▸ Work to complete:
Scan the entries below for the word "label" and copy every line in which it occurs.

+++ Available records +++

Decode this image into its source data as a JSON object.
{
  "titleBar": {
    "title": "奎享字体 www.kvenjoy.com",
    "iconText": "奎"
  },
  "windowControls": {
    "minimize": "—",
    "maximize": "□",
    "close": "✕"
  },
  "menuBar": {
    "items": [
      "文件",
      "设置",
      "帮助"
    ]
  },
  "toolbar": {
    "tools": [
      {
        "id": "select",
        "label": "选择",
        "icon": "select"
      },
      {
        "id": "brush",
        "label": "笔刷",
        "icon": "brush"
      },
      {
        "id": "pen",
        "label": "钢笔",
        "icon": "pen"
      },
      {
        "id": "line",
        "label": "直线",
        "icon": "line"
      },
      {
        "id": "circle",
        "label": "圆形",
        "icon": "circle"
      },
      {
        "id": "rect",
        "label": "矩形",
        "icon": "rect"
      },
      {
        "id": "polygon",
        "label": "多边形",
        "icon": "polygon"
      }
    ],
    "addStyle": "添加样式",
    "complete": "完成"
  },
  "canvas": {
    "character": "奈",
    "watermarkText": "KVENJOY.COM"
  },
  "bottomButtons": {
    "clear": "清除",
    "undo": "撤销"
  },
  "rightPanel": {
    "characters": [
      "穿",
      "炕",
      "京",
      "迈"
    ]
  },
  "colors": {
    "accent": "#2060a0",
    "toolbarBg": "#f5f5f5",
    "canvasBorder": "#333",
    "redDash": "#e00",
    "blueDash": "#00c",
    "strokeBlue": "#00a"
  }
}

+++

▸ Task output:
        "label": "选择",
        "label": "笔刷",
        "label": "钢笔",
        "label": "直线",
        "label": "圆形",
        "label": "矩形",
        "label": "多边形",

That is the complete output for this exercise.